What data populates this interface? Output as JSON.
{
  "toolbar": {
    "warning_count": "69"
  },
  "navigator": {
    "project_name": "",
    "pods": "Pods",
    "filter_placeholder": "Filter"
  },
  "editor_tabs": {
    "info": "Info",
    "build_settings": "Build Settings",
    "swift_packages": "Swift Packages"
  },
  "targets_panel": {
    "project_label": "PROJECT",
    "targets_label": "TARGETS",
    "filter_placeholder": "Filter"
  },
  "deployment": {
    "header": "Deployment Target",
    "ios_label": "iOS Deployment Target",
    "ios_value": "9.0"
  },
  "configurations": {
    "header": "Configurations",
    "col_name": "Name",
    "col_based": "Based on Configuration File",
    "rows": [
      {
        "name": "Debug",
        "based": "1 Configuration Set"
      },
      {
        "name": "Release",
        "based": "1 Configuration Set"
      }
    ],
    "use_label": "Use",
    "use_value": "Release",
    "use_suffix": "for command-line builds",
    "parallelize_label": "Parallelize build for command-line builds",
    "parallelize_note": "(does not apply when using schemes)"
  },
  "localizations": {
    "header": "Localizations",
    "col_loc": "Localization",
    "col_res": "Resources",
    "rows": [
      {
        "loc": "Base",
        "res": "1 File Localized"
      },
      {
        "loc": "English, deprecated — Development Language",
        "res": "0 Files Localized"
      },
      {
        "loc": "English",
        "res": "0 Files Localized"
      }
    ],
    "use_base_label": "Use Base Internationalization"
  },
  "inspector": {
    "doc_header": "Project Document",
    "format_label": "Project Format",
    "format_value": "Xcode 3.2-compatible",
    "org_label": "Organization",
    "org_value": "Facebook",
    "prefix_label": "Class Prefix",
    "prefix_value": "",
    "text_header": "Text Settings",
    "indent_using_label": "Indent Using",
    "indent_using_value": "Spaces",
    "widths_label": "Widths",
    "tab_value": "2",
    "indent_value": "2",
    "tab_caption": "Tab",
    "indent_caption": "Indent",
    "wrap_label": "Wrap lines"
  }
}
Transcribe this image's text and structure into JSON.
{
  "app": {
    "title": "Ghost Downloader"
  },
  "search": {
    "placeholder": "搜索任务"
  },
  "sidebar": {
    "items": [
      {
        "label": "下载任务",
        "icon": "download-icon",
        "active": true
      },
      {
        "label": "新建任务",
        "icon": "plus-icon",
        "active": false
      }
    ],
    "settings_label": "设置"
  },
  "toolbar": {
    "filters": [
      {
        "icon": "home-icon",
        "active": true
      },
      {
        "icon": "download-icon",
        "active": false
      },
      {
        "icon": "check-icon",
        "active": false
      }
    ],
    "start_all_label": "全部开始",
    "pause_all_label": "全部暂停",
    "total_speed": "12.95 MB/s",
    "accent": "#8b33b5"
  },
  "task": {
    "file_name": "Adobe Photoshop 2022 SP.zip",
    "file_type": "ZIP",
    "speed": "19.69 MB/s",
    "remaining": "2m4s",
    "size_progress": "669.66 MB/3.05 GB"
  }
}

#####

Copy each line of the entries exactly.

What data populates this interface? Output as JSON.
{
  "toolbar": {
    "warning_count": "69"
  },
  "navigator": {
    "project_name": "",
    "pods": "Pods",
    "filter_placeholder": "Filter"
  },
  "editor_tabs": {
    "info": "Info",
    "build_settings": "Build Settings",
    "swift_packages": "Swift Packages"
  },
  "targets_panel": {
    "project_label": "PROJECT",
    "targets_label": "TARGETS",
    "filter_placeholder": "Filter"
  },
  "deployment": {
    "header": "Deployment Target",
    "ios_label": "iOS Deployment Target",
    "ios_value": "9.0"
  },
  "configurations": {
    "header": "Configurations",
    "col_name": "Name",
    "col_based": "Based on Configuration File",
    "rows": [
      {
        "name": "Debug",
        "based": "1 Configuration Set"
      },
      {
        "name": "Release",
        "based": "1 Configuration Set"
      }
    ],
    "use_label": "Use",
    "use_value": "Release",
    "use_suffix": "for command-line builds",
    "parallelize_label": "Parallelize build for command-line builds",
    "parallelize_note": "(does not apply when using schemes)"
  },
  "localizations": {
    "header": "Localizations",
    "col_loc": "Localization",
    "col_res": "Resources",
    "rows": [
      {
        "loc": "Base",
        "res": "1 File Localized"
      },
      {
        "loc": "English, deprecated — Development Language",
        "res": "0 Files Localized"
      },
      {
        "loc": "English",
        "res": "0 Files Localized"
      }
    ],
    "use_base_label": "Use Base Internationalization"
  },
  "inspector": {
    "doc_header": "Project Document",
    "format_label": "Project Format",
    "format_value": "Xcode 3.2-compatible",
    "org_label": "Organization",
    "org_value": "Facebook",
    "prefix_label": "Class Prefix",
    "prefix_value": "",
    "text_header": "Text Settings",
    "indent_using_label": "Indent Using",
    "indent_using_value": "Spaces",
    "widths_label": "Widths",
    "tab_value": "2",
    "indent_value": "2",
    "tab_caption": "Tab",
    "indent_caption": "Indent",
    "wrap_label": "Wrap lines"
  }
}
Transcribe this image's text and structure into JSON.
{
  "app": {
    "title": "Ghost Downloader"
  },
  "search": {
    "placeholder": "搜索任务"
  },
  "sidebar": {
    "items": [
      {
        "label": "下载任务",
        "icon": "download-icon",
        "active": true
      },
      {
        "label": "新建任务",
        "icon": "plus-icon",
        "active": false
      }
    ],
    "settings_label": "设置"
  },
  "toolbar": {
    "filters": [
      {
        "icon": "home-icon",
        "active": true
      },
      {
        "icon": "download-icon",
        "active": false
      },
      {
        "icon": "check-icon",
        "active": false
      }
    ],
    "start_all_label": "全部开始",
    "pause_all_label": "全部暂停",
    "total_speed": "12.95 MB/s",
    "accent": "#8b33b5"
  },
  "task": {
    "file_name": "Adobe Photoshop 2022 SP.zip",
    "file_type": "ZIP",
    "speed": "19.69 MB/s",
    "remaining": "2m4s",
    "size_progress": "669.66 MB/3.05 GB"
  }
}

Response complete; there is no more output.